Grandpa’s stubbornness. It’s a generational gift. I’m proud to have it.
Brandon and Kyle’s willingness to (still) be the little cousins. Even though that means putting up with far more of my nonsense than they probably should have to.
Tanner Pfeiffer’s leadership. Tanner runs a tight ship in any rehearsal room he walks into, but he’s one of those lovely people who meets everyone where they are and understands that sometimes there are more important things in life that can take us away from the music temporarily. He’s also an excellent example in every way, since he keeps up more musical disciplines than anyone I know.
McLean Macionis’ dance partnering. Sometimes I forget what it means to really feel comfortable near someone. McLean reminds me.
Christi Jay Wells’ openness. They were the mentor and endless source of knowledge and context I needed before I realized how badly I needed someone like that. Their continuing insight helps light my way forward even still.

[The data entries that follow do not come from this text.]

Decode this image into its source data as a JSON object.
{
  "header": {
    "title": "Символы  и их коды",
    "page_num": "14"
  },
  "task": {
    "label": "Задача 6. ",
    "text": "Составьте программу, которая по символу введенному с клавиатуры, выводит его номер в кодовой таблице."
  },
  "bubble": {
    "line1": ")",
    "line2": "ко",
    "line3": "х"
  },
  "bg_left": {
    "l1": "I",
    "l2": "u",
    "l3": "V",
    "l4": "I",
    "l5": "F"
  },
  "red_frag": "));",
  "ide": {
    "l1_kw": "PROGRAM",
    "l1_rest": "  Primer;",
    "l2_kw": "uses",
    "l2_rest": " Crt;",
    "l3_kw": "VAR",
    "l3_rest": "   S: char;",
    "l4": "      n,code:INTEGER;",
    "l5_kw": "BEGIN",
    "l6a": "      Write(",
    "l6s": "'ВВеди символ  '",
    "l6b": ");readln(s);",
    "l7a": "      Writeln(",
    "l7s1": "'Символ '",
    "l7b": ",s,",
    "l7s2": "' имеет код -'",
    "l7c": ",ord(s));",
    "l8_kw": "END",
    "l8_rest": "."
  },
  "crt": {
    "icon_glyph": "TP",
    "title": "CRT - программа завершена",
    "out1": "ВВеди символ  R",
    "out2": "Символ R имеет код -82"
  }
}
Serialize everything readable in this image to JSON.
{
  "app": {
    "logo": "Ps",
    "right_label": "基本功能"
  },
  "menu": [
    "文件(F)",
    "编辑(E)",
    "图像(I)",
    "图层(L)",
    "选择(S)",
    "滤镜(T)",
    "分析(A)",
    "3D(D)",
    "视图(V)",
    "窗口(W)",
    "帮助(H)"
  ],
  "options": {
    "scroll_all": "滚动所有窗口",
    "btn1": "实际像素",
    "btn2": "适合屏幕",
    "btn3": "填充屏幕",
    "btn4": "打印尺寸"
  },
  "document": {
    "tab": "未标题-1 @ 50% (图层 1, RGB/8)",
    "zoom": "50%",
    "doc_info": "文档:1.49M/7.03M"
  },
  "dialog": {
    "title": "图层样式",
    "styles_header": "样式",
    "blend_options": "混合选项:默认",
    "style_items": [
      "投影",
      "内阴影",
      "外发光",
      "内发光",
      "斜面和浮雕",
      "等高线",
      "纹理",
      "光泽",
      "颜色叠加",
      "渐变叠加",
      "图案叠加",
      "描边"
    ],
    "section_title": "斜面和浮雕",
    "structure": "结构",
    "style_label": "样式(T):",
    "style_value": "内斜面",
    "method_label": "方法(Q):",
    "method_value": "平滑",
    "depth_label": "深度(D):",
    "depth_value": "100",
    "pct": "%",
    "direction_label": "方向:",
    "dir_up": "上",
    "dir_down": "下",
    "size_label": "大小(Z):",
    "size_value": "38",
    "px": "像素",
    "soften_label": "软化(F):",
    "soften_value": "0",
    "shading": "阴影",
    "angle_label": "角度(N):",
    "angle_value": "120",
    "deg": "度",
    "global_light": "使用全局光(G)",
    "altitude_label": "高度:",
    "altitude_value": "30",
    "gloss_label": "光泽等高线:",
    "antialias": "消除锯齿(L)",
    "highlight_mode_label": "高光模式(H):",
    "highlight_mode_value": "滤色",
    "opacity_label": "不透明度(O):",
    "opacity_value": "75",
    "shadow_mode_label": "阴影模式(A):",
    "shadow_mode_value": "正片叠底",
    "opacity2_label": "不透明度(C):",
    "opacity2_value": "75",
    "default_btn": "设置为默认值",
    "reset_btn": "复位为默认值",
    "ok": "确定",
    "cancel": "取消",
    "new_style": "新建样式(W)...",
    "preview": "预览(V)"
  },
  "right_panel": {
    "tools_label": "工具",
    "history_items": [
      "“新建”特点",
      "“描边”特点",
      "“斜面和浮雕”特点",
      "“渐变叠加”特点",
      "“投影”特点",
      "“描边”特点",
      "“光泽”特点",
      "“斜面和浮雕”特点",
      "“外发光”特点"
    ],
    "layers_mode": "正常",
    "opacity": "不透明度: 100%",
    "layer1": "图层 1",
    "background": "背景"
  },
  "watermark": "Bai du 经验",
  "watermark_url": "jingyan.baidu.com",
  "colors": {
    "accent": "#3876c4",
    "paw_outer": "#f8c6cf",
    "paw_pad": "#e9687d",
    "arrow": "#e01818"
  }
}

Brianne Borden’s calm. And her willingness to share it with me, even when both of our lives are hectic AF.
Kim Hankins’ encyclopedic knowledge. I’m pretty sure Kim knows everything. Thankfully, she’s willing to share the best of her with the rest of us. (Especially her body-mapping wizardry—that’s some powerful stuff.)
Jody Rockmaker’s perpetual faith in me. He’s been in my corner since I was an enthusiastic junior in high school, tripping over my own feet and unsure who my favorite composer was (answer: at the time, it was Brian Balmages, but I said Holst in my interview because I thought that’s what the faculty wanted to hear).
Michael Pisaro’s welcome. Dating a guy whose dad is your teacher (or, at least, was at the time the relationship was new) is a little daunting. Mike made it super easy and really friendly, and now he mostly just laughs at my jokes when no one else will, which is also a valued skill set.
Echo Rose’s pushing back. Echo possesses a strength of character and a sense of conviction unlike anyone I’ve ever met. Her ability to be unapologetic when demanding fair and equitable treatment is one of my favorite things about her, and it inspires my work and self-advocacy even when I’m away from Los Angeles. ♦
[I’m looking back at this piece in 2021 and grappling with how many of these people are no longer in my life, in many cases because they decided me transitioning and expecting to be treated with respect was a bridge too far. A good chunk of folks on here are still amazing, but . . . it’s funny how easy it is to think people will keep being around when you share more of your identity with them. Do I regret the love and care I put out? Not a bit. Am I learning to stop bending over backward for people who wouldn’t put in the same effort for me? Yes. One hundred percent.]
Thanks so much for reading, this week and all year. I’ll see you again every Saturday at 8pm MST for more on music, gender, and violence. To follow my ramblings and creative process in real time, or to support the work I do as an artist and advocate, you can find me on Patreon and @ordinarilymeg on Instagram.